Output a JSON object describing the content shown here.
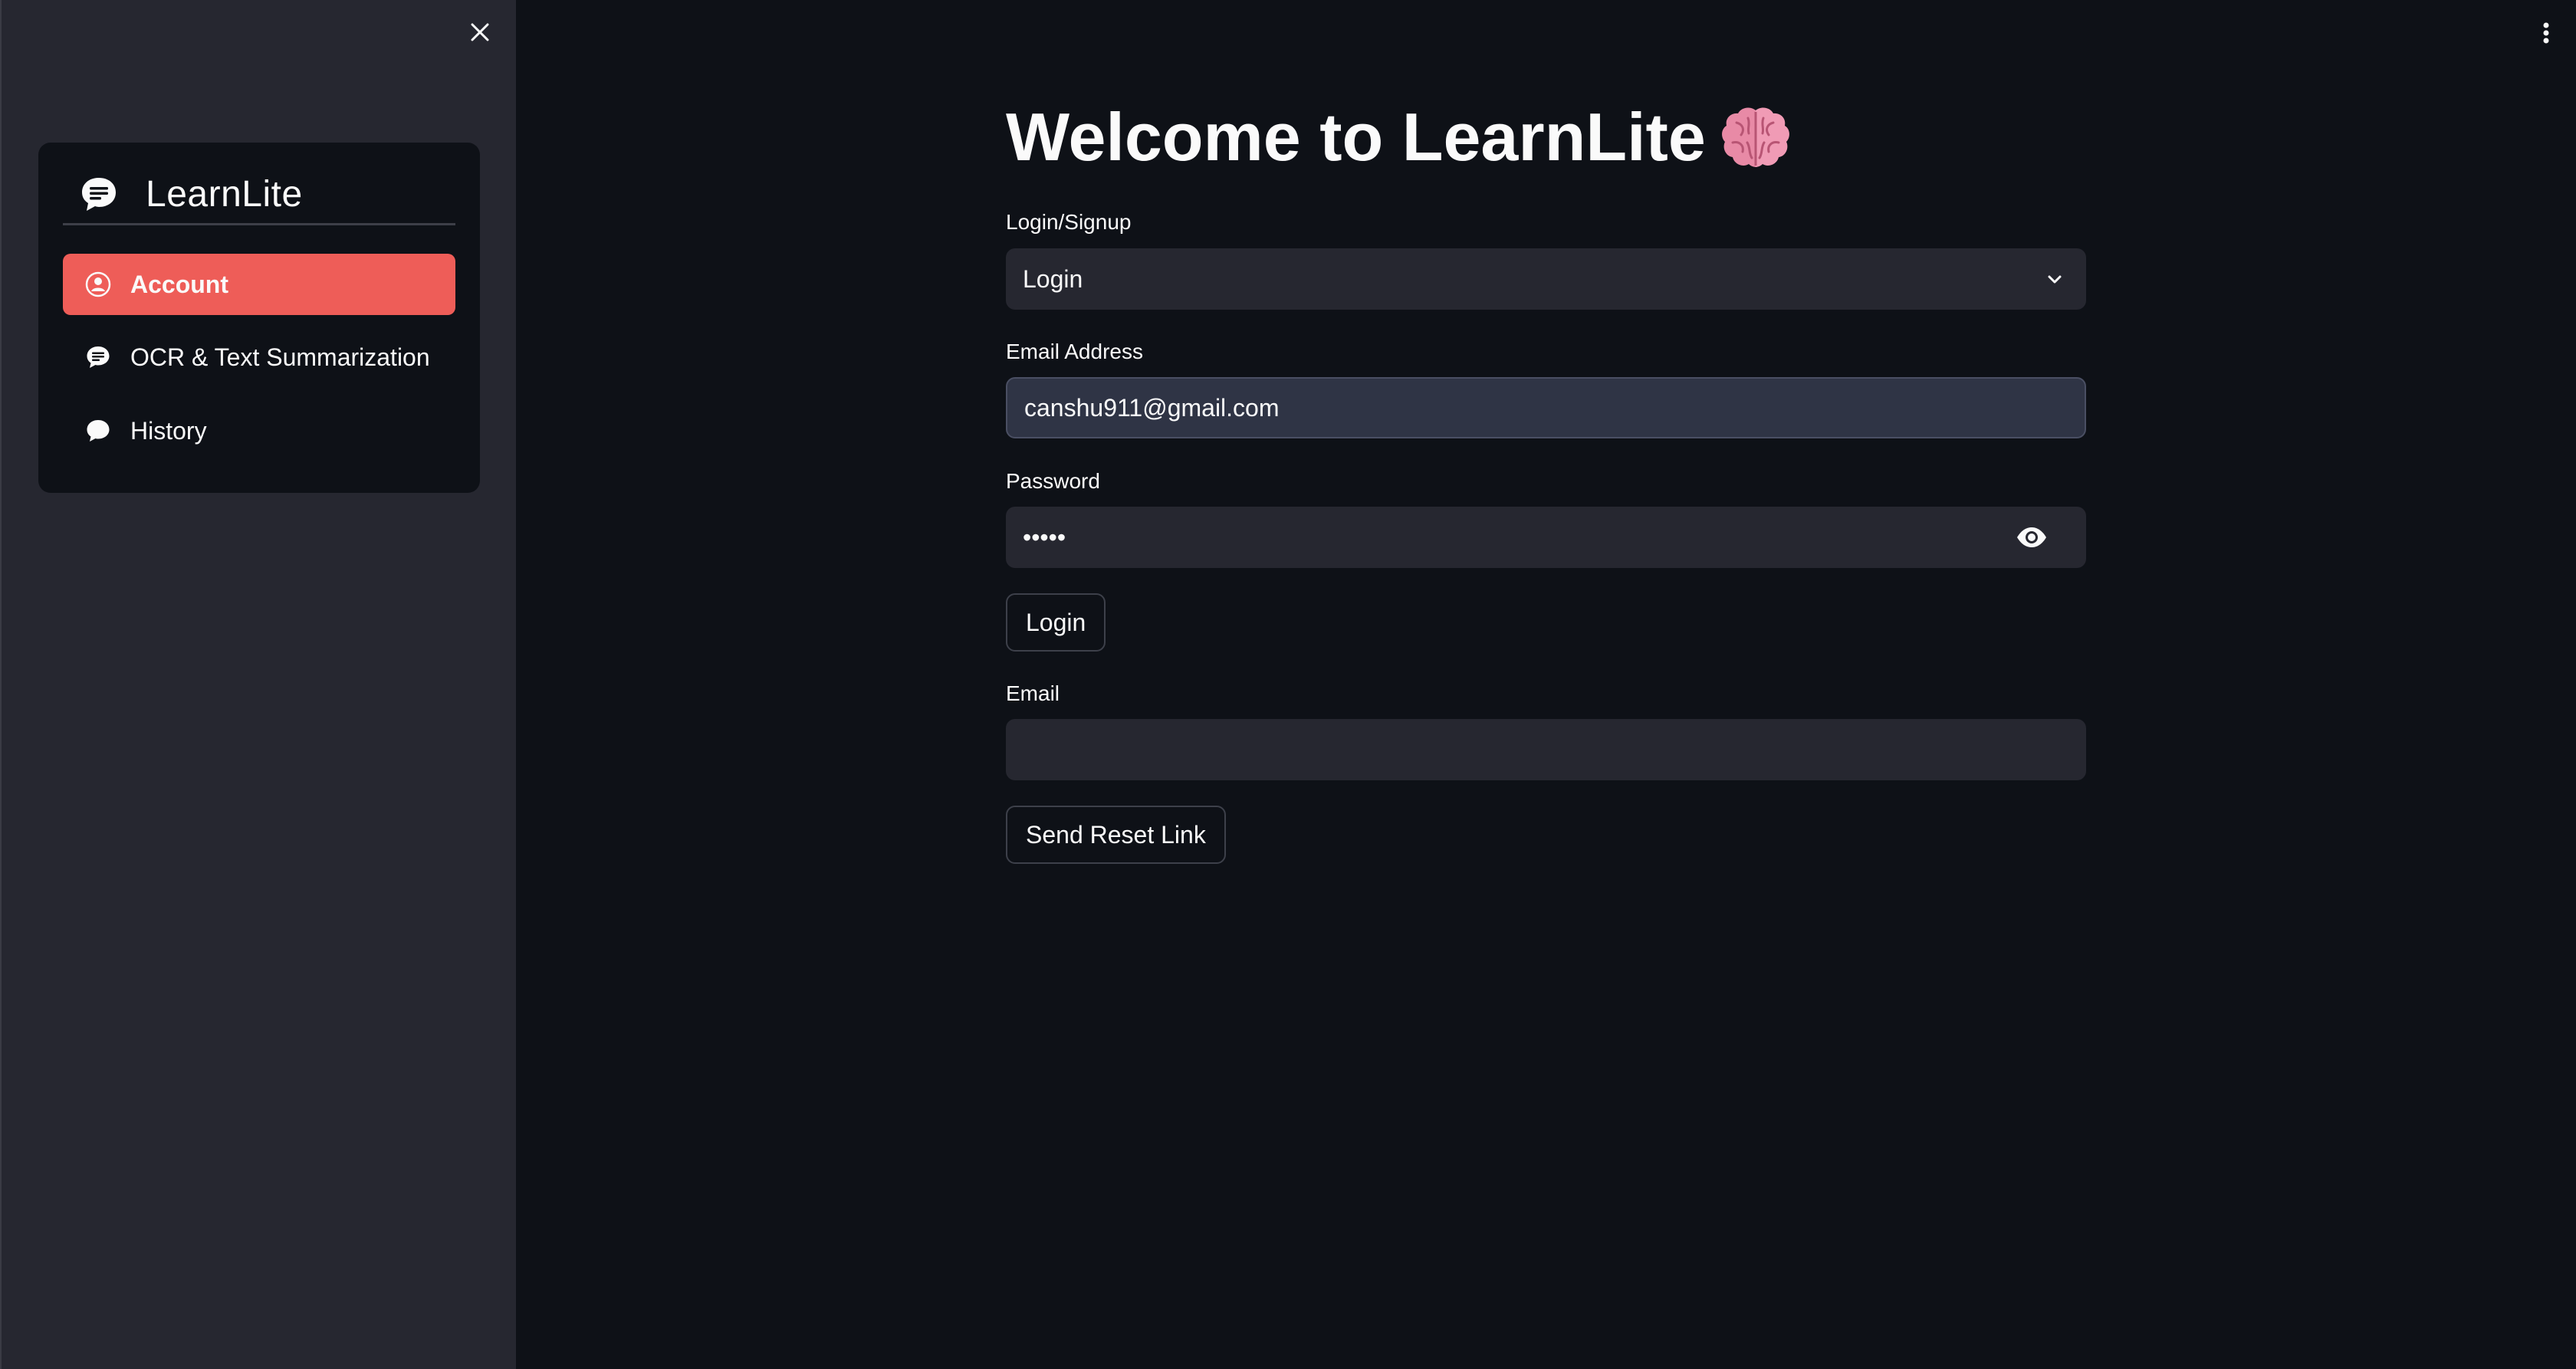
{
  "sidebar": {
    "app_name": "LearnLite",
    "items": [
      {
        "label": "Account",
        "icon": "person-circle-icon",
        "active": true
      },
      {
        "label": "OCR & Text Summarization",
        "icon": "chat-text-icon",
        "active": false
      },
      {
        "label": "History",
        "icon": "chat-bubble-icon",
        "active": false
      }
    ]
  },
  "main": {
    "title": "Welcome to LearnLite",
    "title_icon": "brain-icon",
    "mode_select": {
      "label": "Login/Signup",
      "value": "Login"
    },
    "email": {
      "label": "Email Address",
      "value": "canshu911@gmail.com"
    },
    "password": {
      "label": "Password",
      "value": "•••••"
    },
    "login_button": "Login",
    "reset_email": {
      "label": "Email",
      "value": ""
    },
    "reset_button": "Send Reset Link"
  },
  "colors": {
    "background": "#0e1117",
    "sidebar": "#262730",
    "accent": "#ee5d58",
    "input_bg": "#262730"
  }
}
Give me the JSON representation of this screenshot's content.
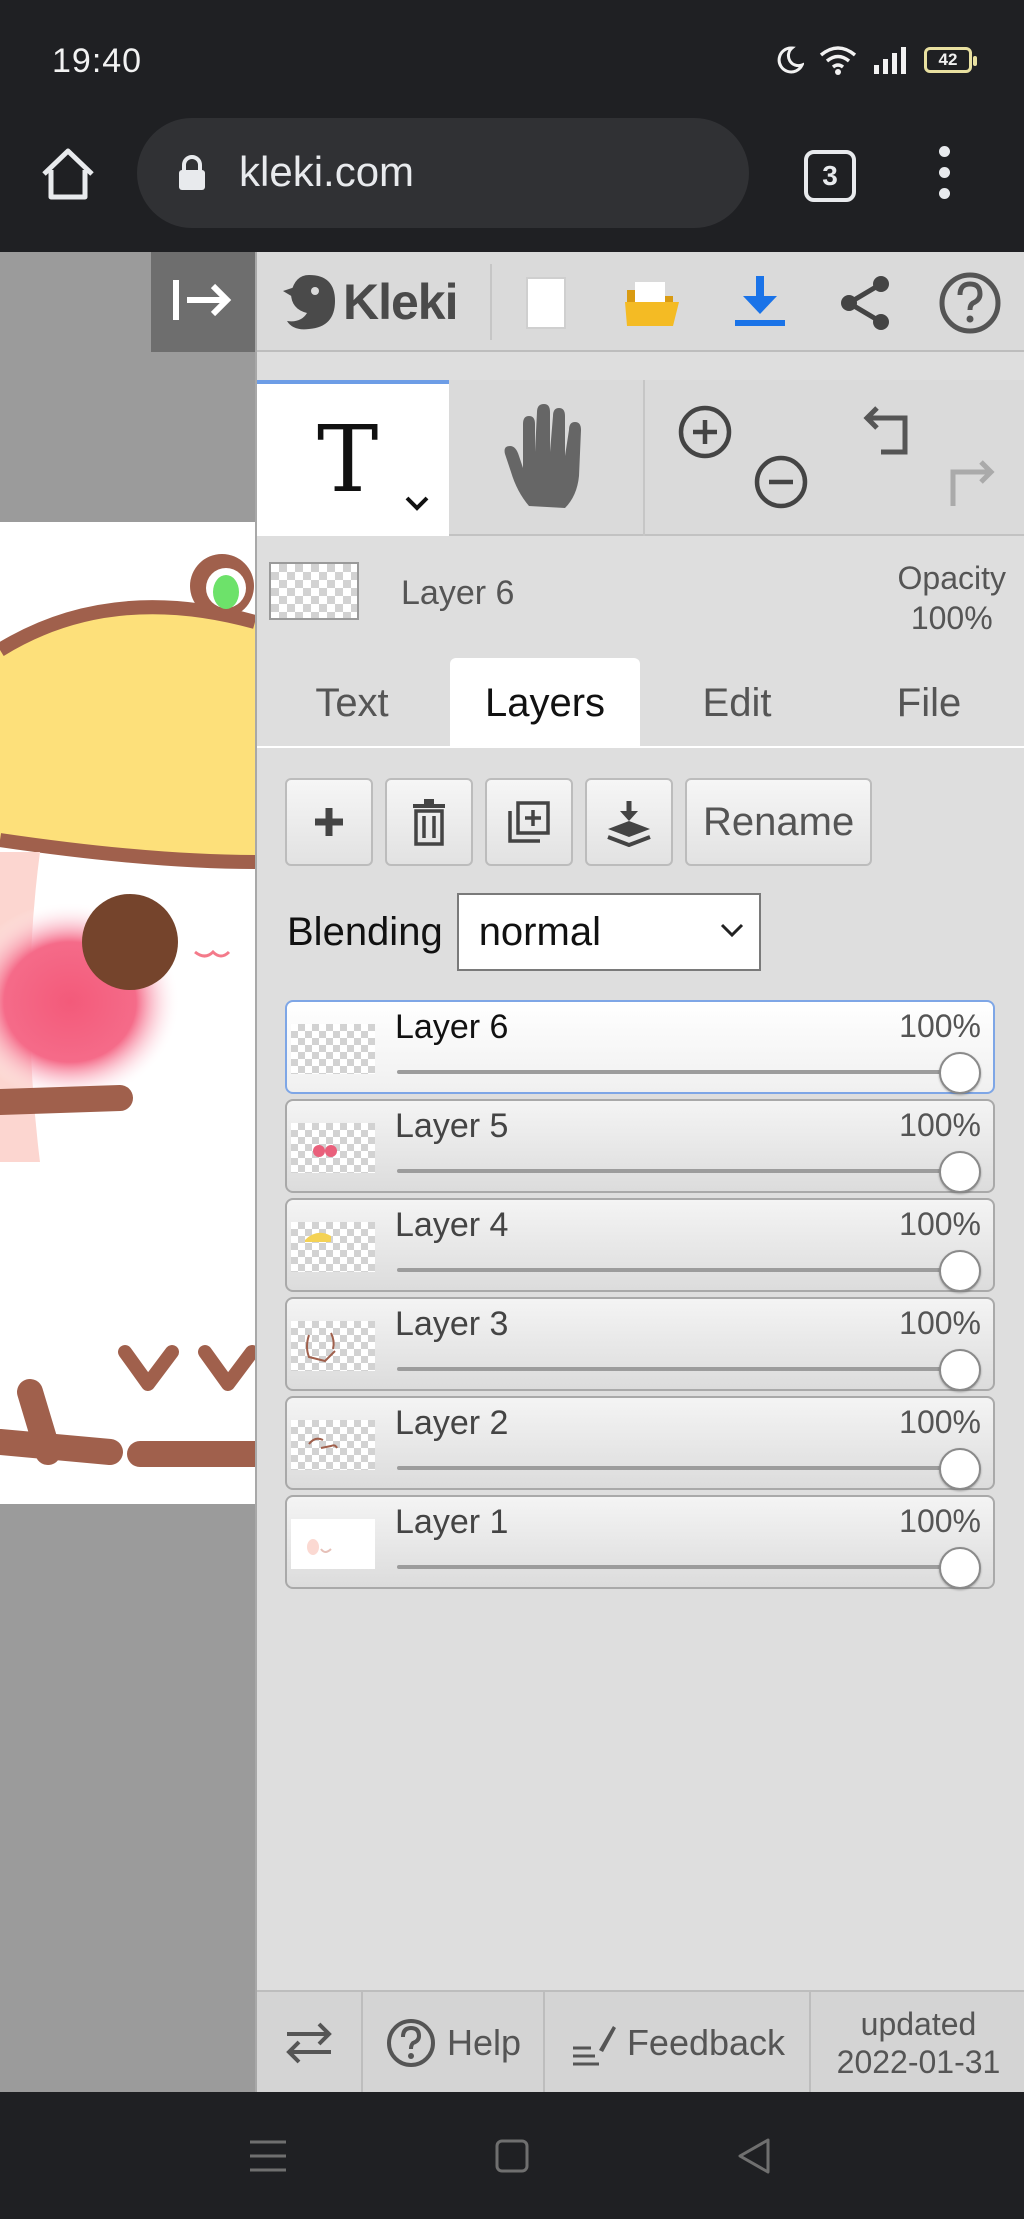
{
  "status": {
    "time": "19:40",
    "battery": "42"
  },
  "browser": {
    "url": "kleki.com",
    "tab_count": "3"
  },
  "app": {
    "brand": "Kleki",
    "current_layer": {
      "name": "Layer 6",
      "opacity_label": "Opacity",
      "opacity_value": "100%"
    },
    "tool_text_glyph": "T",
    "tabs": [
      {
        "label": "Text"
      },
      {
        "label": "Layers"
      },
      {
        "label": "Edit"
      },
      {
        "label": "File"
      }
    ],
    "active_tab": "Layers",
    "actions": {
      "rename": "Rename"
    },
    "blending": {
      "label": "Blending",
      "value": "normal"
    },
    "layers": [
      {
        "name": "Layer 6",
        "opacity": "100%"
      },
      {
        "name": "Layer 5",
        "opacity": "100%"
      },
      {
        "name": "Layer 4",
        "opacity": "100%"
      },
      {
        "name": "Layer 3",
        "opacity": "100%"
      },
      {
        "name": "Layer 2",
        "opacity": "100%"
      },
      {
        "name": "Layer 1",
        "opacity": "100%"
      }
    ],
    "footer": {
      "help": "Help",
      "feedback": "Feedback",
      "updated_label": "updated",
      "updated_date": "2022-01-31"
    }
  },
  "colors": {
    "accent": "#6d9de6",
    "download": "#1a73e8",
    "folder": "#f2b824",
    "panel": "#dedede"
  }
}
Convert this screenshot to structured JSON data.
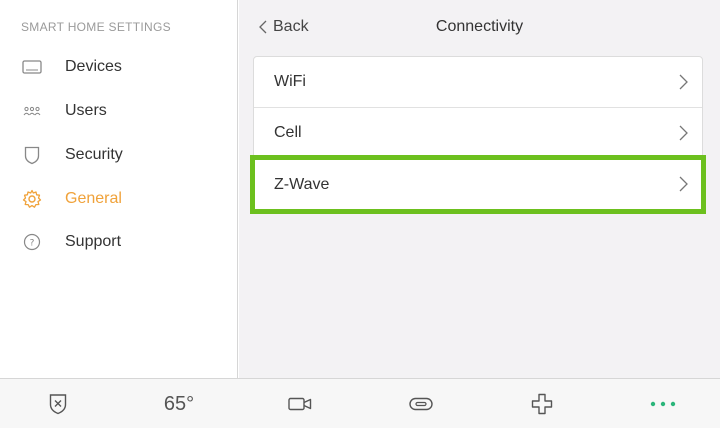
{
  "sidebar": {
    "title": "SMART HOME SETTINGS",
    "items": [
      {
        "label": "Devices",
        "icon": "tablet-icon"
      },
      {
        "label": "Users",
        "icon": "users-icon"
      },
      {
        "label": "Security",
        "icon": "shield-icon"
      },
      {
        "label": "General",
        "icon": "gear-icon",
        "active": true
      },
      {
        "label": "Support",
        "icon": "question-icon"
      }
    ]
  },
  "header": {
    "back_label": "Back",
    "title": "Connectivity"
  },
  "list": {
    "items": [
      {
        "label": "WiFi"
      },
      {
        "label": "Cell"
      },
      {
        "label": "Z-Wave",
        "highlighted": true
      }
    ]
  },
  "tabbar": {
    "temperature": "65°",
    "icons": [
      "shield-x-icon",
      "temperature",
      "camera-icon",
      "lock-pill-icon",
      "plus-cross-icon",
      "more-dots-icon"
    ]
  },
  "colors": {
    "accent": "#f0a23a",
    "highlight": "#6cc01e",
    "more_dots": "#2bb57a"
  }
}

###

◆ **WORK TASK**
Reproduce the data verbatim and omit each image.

◆ **WRITTEN RESPONSE**
Output a JSON object describing the content shown here.
{
  "sidebar": {
    "app_name": "LearnLite",
    "items": [
      {
        "label": "Account",
        "icon": "person-circle-icon",
        "active": true
      },
      {
        "label": "OCR & Text Summarization",
        "icon": "chat-text-icon",
        "active": false
      },
      {
        "label": "History",
        "icon": "chat-bubble-icon",
        "active": false
      }
    ]
  },
  "main": {
    "title": "Welcome to LearnLite",
    "title_icon": "brain-icon",
    "mode_select": {
      "label": "Login/Signup",
      "value": "Login"
    },
    "email": {
      "label": "Email Address",
      "value": "canshu911@gmail.com"
    },
    "password": {
      "label": "Password",
      "value": "•••••"
    },
    "login_button": "Login",
    "reset_email": {
      "label": "Email",
      "value": ""
    },
    "reset_button": "Send Reset Link"
  },
  "colors": {
    "background": "#0e1117",
    "sidebar": "#262730",
    "accent": "#ee5d58",
    "input_bg": "#262730"
  }
}
Give me the JSON representation of this screenshot's content.
{
  "status": {
    "time": "19:40",
    "battery": "42"
  },
  "browser": {
    "url": "kleki.com",
    "tab_count": "3"
  },
  "app": {
    "brand": "Kleki",
    "current_layer": {
      "name": "Layer 6",
      "opacity_label": "Opacity",
      "opacity_value": "100%"
    },
    "tool_text_glyph": "T",
    "tabs": [
      {
        "label": "Text"
      },
      {
        "label": "Layers"
      },
      {
        "label": "Edit"
      },
      {
        "label": "File"
      }
    ],
    "active_tab": "Layers",
    "actions": {
      "rename": "Rename"
    },
    "blending": {
      "label": "Blending",
      "value": "normal"
    },
    "layers": [
      {
        "name": "Layer 6",
        "opacity": "100%"
      },
      {
        "name": "Layer 5",
        "opacity": "100%"
      },
      {
        "name": "Layer 4",
        "opacity": "100%"
      },
      {
        "name": "Layer 3",
        "opacity": "100%"
      },
      {
        "name": "Layer 2",
        "opacity": "100%"
      },
      {
        "name": "Layer 1",
        "opacity": "100%"
      }
    ],
    "footer": {
      "help": "Help",
      "feedback": "Feedback",
      "updated_label": "updated",
      "updated_date": "2022-01-31"
    }
  },
  "colors": {
    "accent": "#6d9de6",
    "download": "#1a73e8",
    "folder": "#f2b824",
    "panel": "#dedede"
  }
}
Convert this screenshot to structured JSON data.
{
  "sidebar": {
    "title": "SMART HOME SETTINGS",
    "items": [
      {
        "label": "Devices",
        "icon": "tablet-icon"
      },
      {
        "label": "Users",
        "icon": "users-icon"
      },
      {
        "label": "Security",
        "icon": "shield-icon"
      },
      {
        "label": "General",
        "icon": "gear-icon",
        "active": true
      },
      {
        "label": "Support",
        "icon": "question-icon"
      }
    ]
  },
  "header": {
    "back_label": "Back",
    "title": "Connectivity"
  },
  "list": {
    "items": [
      {
        "label": "WiFi"
      },
      {
        "label": "Cell"
      },
      {
        "label": "Z-Wave",
        "highlighted": true
      }
    ]
  },
  "tabbar": {
    "temperature": "65°",
    "icons": [
      "shield-x-icon",
      "temperature",
      "camera-icon",
      "lock-pill-icon",
      "plus-cross-icon",
      "more-dots-icon"
    ]
  },
  "colors": {
    "accent": "#f0a23a",
    "highlight": "#6cc01e",
    "more_dots": "#2bb57a"
  }
}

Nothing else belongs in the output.